In other words: a million dollars for a Western peacenik and a slow painful death for a Soviet one. Do you sleep well, Western collaborators of Novosti? Does anything bother you, aside from the Pentagon’s warheads'?

Service No. 10
Dissemination (distribution) of APN periodicals and propaganda booklets in the free world through legitimate circulation agencies and retail book stores, on campuses and through school libraries is rewarded by a regular salary roughly equal to that of an agent for subscription in the target country. The collaborators-distributors are also rewarded by regular free trips the USSR (or fraternal countries), and sometimes by one-time prizes and valuable presents, from a “Matreshka” doll to a camera, watch, TV set, or even a Soviet-made car.

Promotion of subscriptions to Soviet propaganda publications is also rewarded by a generous “commission” of up to 60% of the retail price of the publication, such as “Soviet Life,” (officially published by the Soviet embassy in Washington, D.C.), and other magazines, and books.

A similar “service” by a Soviet citizen to a publisher in any free country is unheard of, but punishable by the same above articles of the Criminal Code.

Service No. 11
Direct cooperation with Novosti Press Agency, either in one of the foreign bureaus or within the USSR, pays regular wages, roughly equal to the wages of the media workers in the target country. Bonuses may include a variety of awards, from a free automobile to a free space at the cemetery near the Kremlin Wall, next to many other collaborators-- from John Reed to Dean Reed (an American pop-singer, residing mainly in Moscow. He is not dead yet, though.)

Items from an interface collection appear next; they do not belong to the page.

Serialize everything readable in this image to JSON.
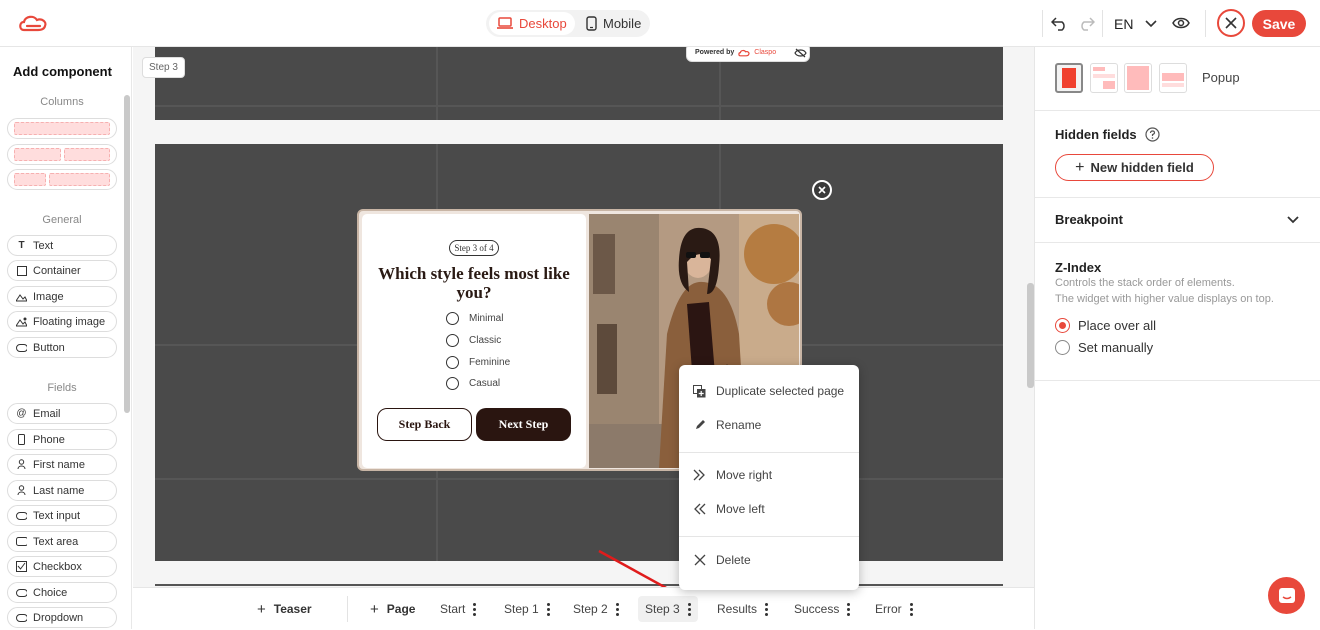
{
  "colors": {
    "accent": "#e8483b",
    "canvas": "#4a4a4a",
    "popup_dark": "#2a1510"
  },
  "top": {
    "logo_icon": "claspo-logo-icon",
    "devices": [
      {
        "label": "Desktop",
        "icon": "desktop-icon",
        "active": true
      },
      {
        "label": "Mobile",
        "icon": "mobile-icon",
        "active": false
      }
    ],
    "language": "EN",
    "save_label": "Save"
  },
  "left": {
    "title": "Add component",
    "columns_label": "Columns",
    "general_label": "General",
    "fields_label": "Fields",
    "general": [
      "Text",
      "Container",
      "Image",
      "Floating image",
      "Button"
    ],
    "fields": [
      "Email",
      "Phone",
      "First name",
      "Last name",
      "Text input",
      "Text area",
      "Checkbox",
      "Choice",
      "Dropdown"
    ]
  },
  "canvas": {
    "step_tag": "Step 3",
    "powered_by": "Powered by",
    "powered_brand": "Claspo"
  },
  "popup": {
    "badge": "Step 3 of 4",
    "title": "Which style feels most like you?",
    "options": [
      "Minimal",
      "Classic",
      "Feminine",
      "Casual"
    ],
    "back_label": "Step Back",
    "next_label": "Next Step"
  },
  "context_menu": {
    "items": [
      {
        "label": "Duplicate selected page",
        "icon": "duplicate-icon"
      },
      {
        "label": "Rename",
        "icon": "pencil-icon"
      },
      {
        "label": "Move right",
        "icon": "double-chevron-right-icon"
      },
      {
        "label": "Move left",
        "icon": "double-chevron-left-icon"
      },
      {
        "label": "Delete",
        "icon": "close-icon"
      }
    ]
  },
  "bottom": {
    "teaser_label": "Teaser",
    "page_label": "Page",
    "tabs": [
      "Start",
      "Step 1",
      "Step 2",
      "Step 3",
      "Results",
      "Success",
      "Error"
    ],
    "active_tab": "Step 3"
  },
  "right": {
    "layout_label": "Popup",
    "hidden_fields_title": "Hidden fields",
    "new_hidden_field": "New hidden field",
    "breakpoint_title": "Breakpoint",
    "zindex_title": "Z-Index",
    "zindex_desc1": "Controls the stack order of elements.",
    "zindex_desc2": "The widget with higher value displays on top.",
    "zindex_options": [
      "Place over all",
      "Set manually"
    ],
    "zindex_selected": "Place over all"
  }
}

Direct employment of a Soviet citizen by a foreign mission or a news agency is high treason, unless the employee is an officer of the UPDK) a branch of the KGB responsible for hiring domestic servants, secretaries, drivers, interpreters, etc., for foreign nationals residing in the USSR. UPDK means “Directorate of Affairs of Diplomatic Corpus”-- Upravlenie Delami Diplomaticheskogo Korpusa, in Russian).

Any other Soviet citizen who would dare to be hired by a foreigner in Moscow is treated as an enemy of [the] People, with every regular consequence.

This is a brief and far-from-complete list of “services” which the foreign collaborators of Novosti render to the self-proclaimed enemy of their own countries. These actions are OVERT: any sensible person can, if he wants, observe them and monitor the results in both short and long time spans. There is not a SINGLE law in any free country that would prevent collaborators from OPENLY and LEGITIMATELY cooperating with the APN-KGB. But there is a law in the USA, which forbids the American intelligence services to contact (or use in any other way) their own American media to even EXPLAIN (to say nothing about JUSTIFY) their operations against the KGB-controlled Novosti Press Agency, the ideological subverter that feels at home in any “belligerent capitalist country.” I was told it is a price Democracy must pay for its freedom. To my mind, it is a price the Free World pays for self-destruction.

Continued in Part Four.